The COVID-19 pandemic has forced our hospitals to see anyone entering their premises — whether patient, visitor, or staff — as a potential vector of infection. Their response has been impressive. Each day brings expansion of virtual services and other creative ways to deliver care safely. However, even with rigorous adherence to pre-screening, screening, personal protective equipment and physical distancing, the risk of introducing COVID-19 can only be reduced, not eliminated.
The risks and benefits of all programs within hospitals are under scrutiny, including the externship rotations of nursing students. Difficult decisions must be made.
Irrespective of the pandemic, the care hospitals deliver is increasingly dependent on nurses. Unfortunately, it is safe to assume that COVID-19 will accelerate nurse attrition. Our nursing shortage will be getting worse very quickly. The demand and supply curves are moving in opposite directions.

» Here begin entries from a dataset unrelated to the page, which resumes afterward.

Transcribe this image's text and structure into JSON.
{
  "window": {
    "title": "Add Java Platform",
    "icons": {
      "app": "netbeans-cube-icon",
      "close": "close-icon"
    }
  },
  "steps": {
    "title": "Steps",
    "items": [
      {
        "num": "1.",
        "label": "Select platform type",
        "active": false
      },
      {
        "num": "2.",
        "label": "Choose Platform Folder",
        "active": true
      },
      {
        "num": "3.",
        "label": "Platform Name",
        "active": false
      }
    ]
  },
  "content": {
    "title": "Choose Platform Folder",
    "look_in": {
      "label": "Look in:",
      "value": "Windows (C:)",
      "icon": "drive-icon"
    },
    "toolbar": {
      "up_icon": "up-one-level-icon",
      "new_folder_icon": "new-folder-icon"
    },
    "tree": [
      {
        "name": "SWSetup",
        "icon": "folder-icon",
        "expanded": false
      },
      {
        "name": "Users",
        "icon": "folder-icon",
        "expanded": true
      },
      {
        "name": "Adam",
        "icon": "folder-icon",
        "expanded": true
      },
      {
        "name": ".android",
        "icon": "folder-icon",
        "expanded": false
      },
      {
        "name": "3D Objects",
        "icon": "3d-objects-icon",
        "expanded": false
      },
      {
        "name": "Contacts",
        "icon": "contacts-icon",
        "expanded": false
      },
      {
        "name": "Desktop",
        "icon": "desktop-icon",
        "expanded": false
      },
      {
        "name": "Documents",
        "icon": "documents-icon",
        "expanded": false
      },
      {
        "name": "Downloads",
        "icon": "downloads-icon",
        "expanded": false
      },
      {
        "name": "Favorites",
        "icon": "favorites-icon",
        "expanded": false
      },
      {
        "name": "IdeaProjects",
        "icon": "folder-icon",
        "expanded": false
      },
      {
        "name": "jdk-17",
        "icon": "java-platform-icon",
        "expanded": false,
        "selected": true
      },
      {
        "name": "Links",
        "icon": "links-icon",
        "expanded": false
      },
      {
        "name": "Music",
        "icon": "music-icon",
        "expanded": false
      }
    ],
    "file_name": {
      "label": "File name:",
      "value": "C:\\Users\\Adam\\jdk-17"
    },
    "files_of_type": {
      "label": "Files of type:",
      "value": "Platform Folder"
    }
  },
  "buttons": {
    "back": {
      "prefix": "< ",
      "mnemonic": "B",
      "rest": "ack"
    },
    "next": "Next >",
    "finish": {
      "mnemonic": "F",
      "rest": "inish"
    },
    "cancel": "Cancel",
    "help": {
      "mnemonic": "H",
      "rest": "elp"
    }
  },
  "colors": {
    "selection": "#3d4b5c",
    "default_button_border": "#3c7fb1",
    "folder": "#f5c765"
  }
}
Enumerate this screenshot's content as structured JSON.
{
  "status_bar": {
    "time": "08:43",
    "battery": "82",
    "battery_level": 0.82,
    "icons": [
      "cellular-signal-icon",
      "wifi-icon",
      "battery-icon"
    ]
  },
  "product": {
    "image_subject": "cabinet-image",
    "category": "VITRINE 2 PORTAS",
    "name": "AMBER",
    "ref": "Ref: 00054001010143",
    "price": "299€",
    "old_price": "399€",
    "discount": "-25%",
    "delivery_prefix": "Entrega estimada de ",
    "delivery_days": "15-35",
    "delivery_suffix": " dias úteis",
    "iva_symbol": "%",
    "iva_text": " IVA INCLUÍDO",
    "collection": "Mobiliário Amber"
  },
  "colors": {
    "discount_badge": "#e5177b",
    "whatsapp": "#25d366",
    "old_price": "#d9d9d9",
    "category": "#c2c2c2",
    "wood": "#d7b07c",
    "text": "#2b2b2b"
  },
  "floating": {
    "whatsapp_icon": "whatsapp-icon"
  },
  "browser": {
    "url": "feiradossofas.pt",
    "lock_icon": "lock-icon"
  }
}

As it stands, we know that nurses already leave hospital nursing in alarming numbers. For every early-career nurse working outside of the hospital setting, three work within the hospital setting. By middle age, however, that ratio is one to one. The inability to retain nurses is a huge and expensive problem, which threatens our system of care. The reasons they leave are not well studied but easy to surmise. Almost certainly, burnout, stress, workload, and life balance top the list, all of which are being made worse by the pressures of the COVID-19 pandemic.
While there is still much to learn about the recruitment and retention of nurses, it is well established that hospital energies focused early in a nurse’s career are well spent. Hospitals that host externships for nursing students have a better chance of hiring their choice. Graduating nurses prefer familiar hospitals for their first job. Hospitals that provide mentorship and preceptorship support programs to early career nurses are more successful in retaining their nurses. Moreover, nurses that teach enjoy nursing more, and are more likely to stay in nursing.
The supply of nurses depends on hospitals. Although nurse education is evolving daily, with virtual training and simulation, there will never be a substitute for hands-on, in-person clinical experience. If nursing students cannot access hospital rotations, they simply cannot develop the skills and competencies necessary to nurse.
It will be tempting for hospitals to press pause on nursing externships. The nursing student adds little to the delivery of essential care. While screening and pre-screening will help, like everyone else entering the hospital, the nursing student will still bring some risk of infection. It is easy to understand the temptation.
Such thinking is short term. The better thinking is to consider the nurse student as being as essential as the nurse. Whereas one hospital might falsely sense a benefit from pausing its externships, if all did so, the supply chain of nurses would be interrupted. Although it will be for the hospitals to determine, the minimal risk of well-screened nursing students continuing their rotations needs to be assessed in this broad context.